> GOAL OF THE EXERCISE
When a line of the listing below has the string "goût" in it, copy that line.
════
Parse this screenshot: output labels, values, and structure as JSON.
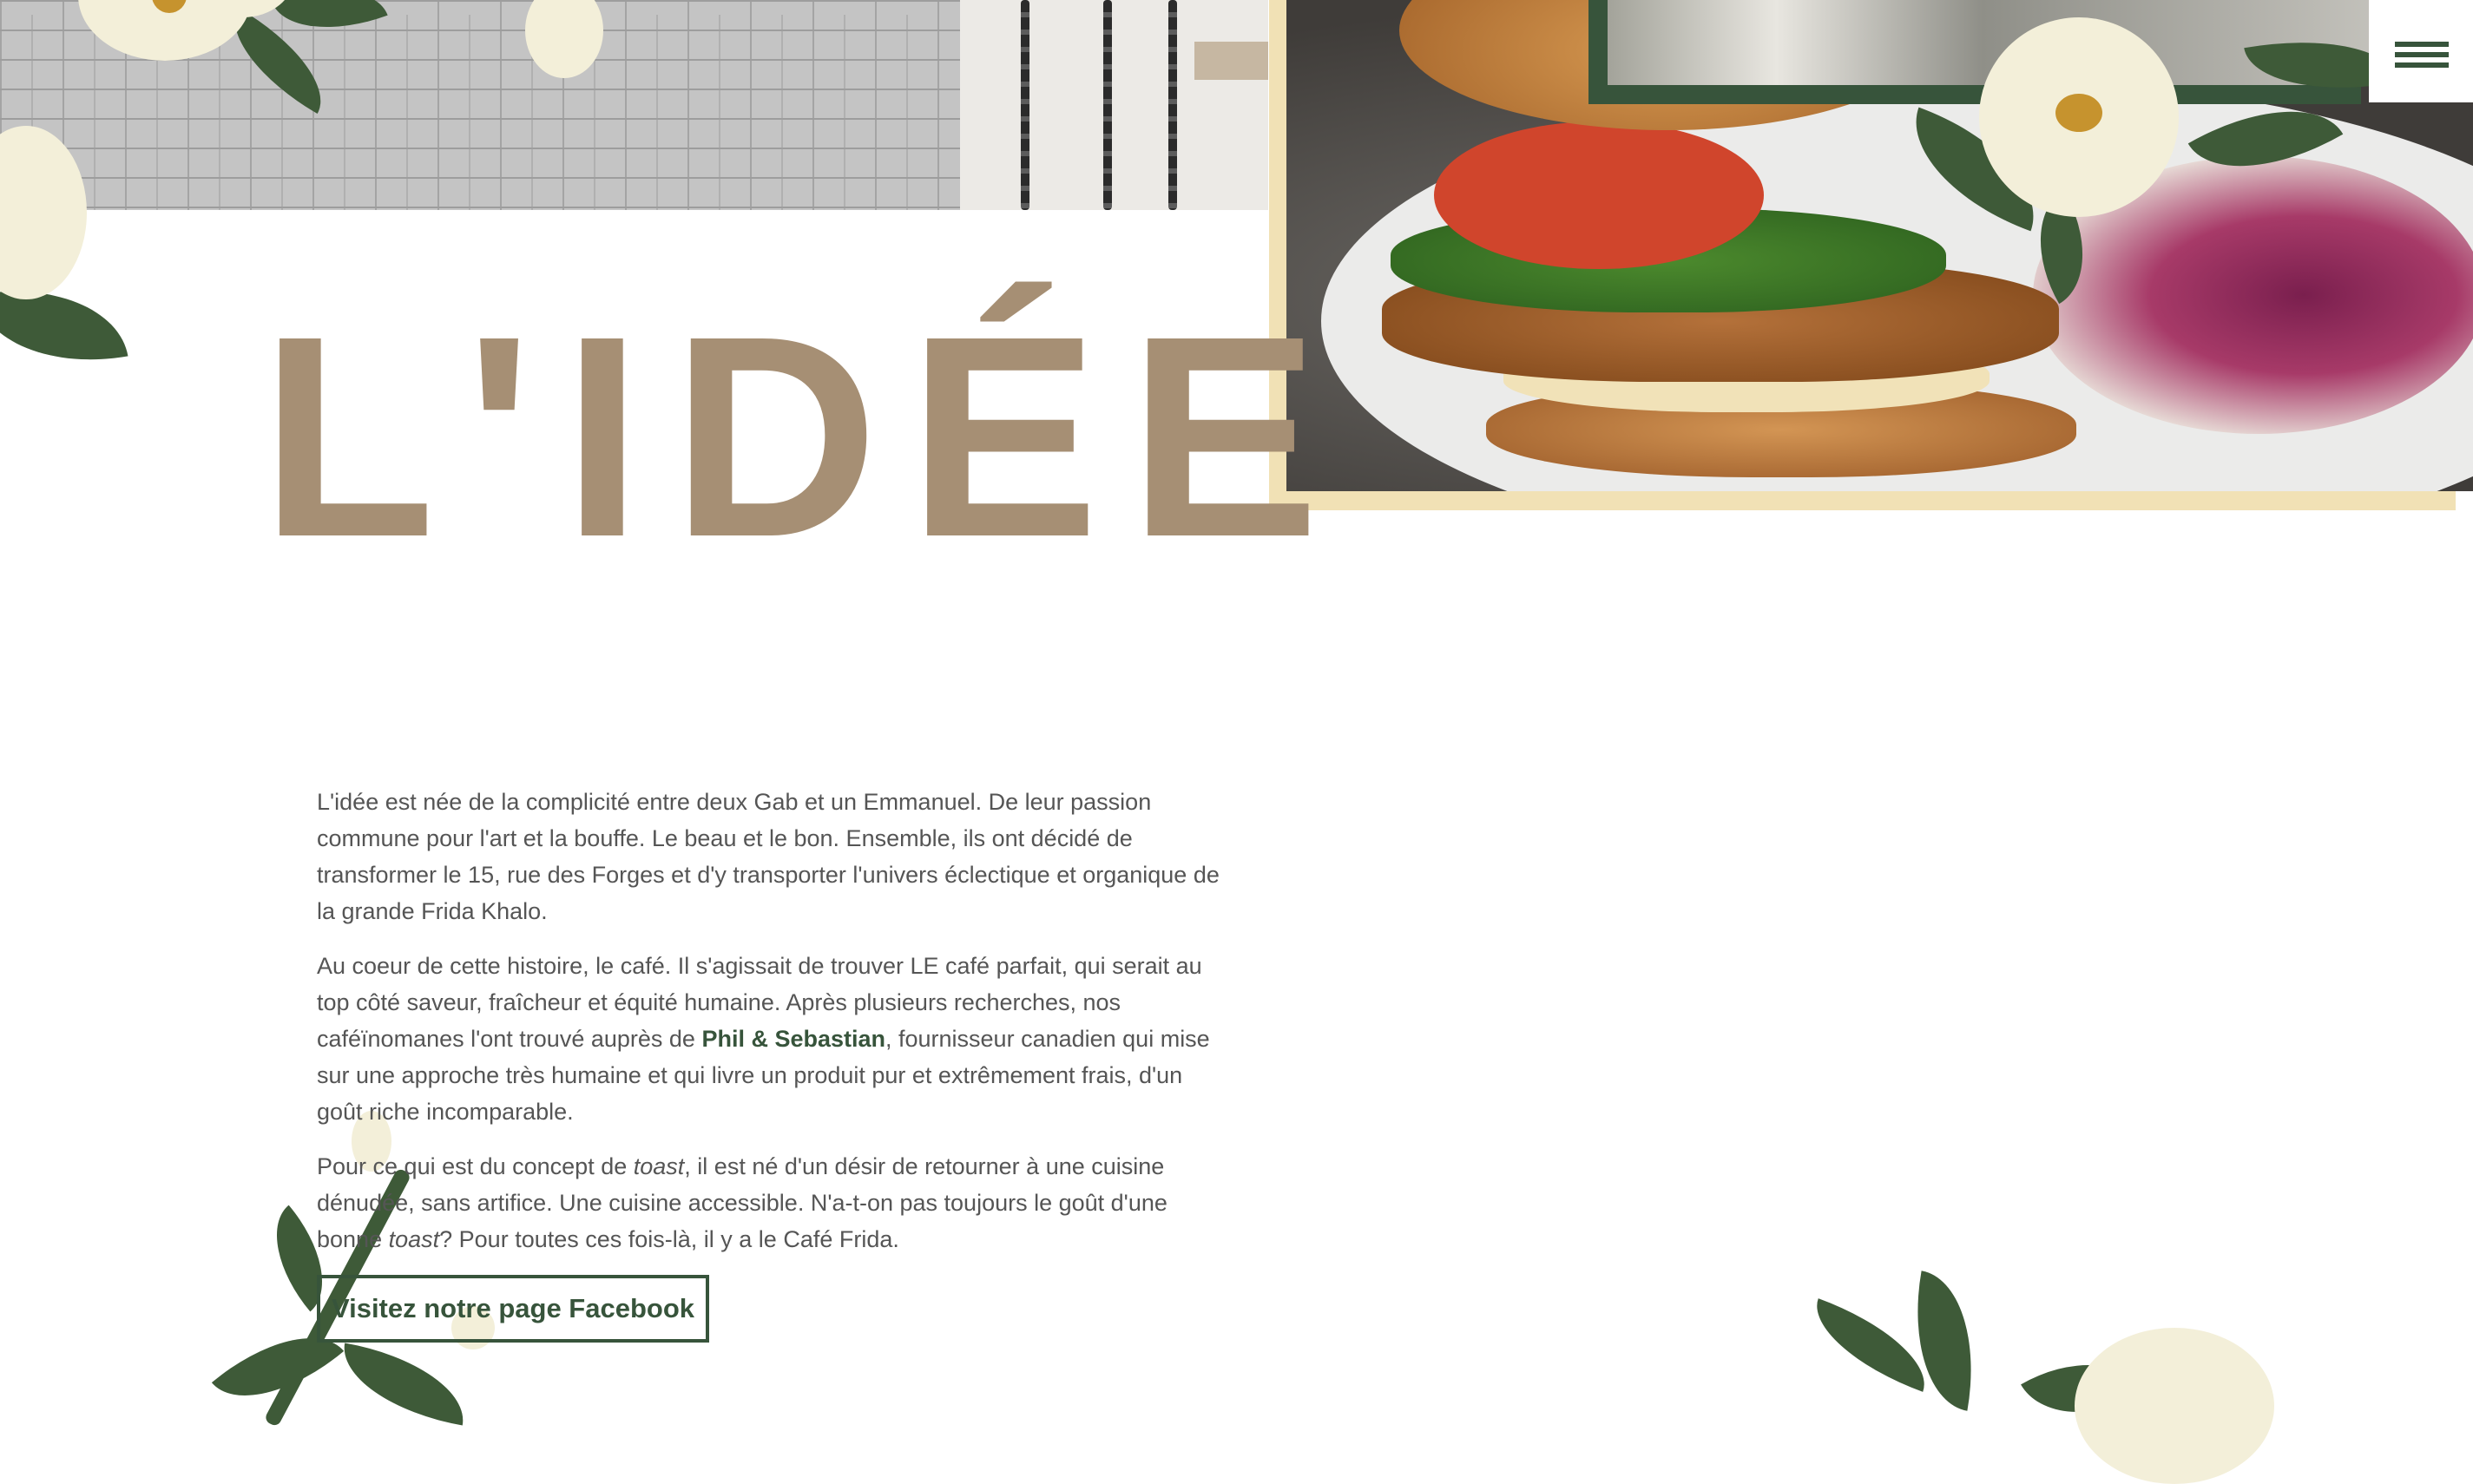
{
  "header": {
    "title": "L'IDÉE",
    "menu_icon": "hamburger-menu-icon"
  },
  "content": {
    "p1": "L'idée est née de la complicité entre deux Gab et un Emmanuel. De leur passion commune pour l'art et la bouffe. Le beau et le bon. Ensemble, ils ont décidé de transformer le 15, rue des Forges et d'y transporter l'univers éclectique et organique de la grande Frida Khalo.",
    "p2_before": "Au coeur de cette histoire, le café. Il s'agissait de trouver LE café parfait, qui serait au top côté saveur, fraîcheur et équité humaine. Après plusieurs recherches, nos caféïnomanes l'ont trouvé auprès de ",
    "p2_link": "Phil & Sebastian",
    "p2_after": ", fournisseur canadien qui mise sur une approche très humaine et qui livre un produit pur et extrêmement frais, d'un goût riche incomparable.",
    "p3_a": "Pour ce qui est du concept de ",
    "p3_em1": "toast",
    "p3_b": ", il est né d'un désir de retourner à une cuisine dénudée, sans artifice. Une cuisine accessible. N'a-t-on pas toujours le goût d'une bonne ",
    "p3_em2": "toast",
    "p3_c": "? Pour toutes ces fois-là, il y a le Café Frida."
  },
  "cta": {
    "facebook_label": "Visitez notre page Facebook"
  },
  "colors": {
    "brand_green": "#37543b",
    "title_tan": "#a68f74",
    "frame_cream": "#f1e1b5"
  }
}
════
> SOLUTION BELOW
    "p2_after": ", fournisseur canadien qui mise sur une approche très humaine et qui livre un produit pur et extrêmement frais, d'un goût riche incomparable.",
    "p3_b": ", il est né d'un désir de retourner à une cuisine dénudée, sans artifice. Une cuisine accessible. N'a-t-on pas toujours le goût d'une bonne ",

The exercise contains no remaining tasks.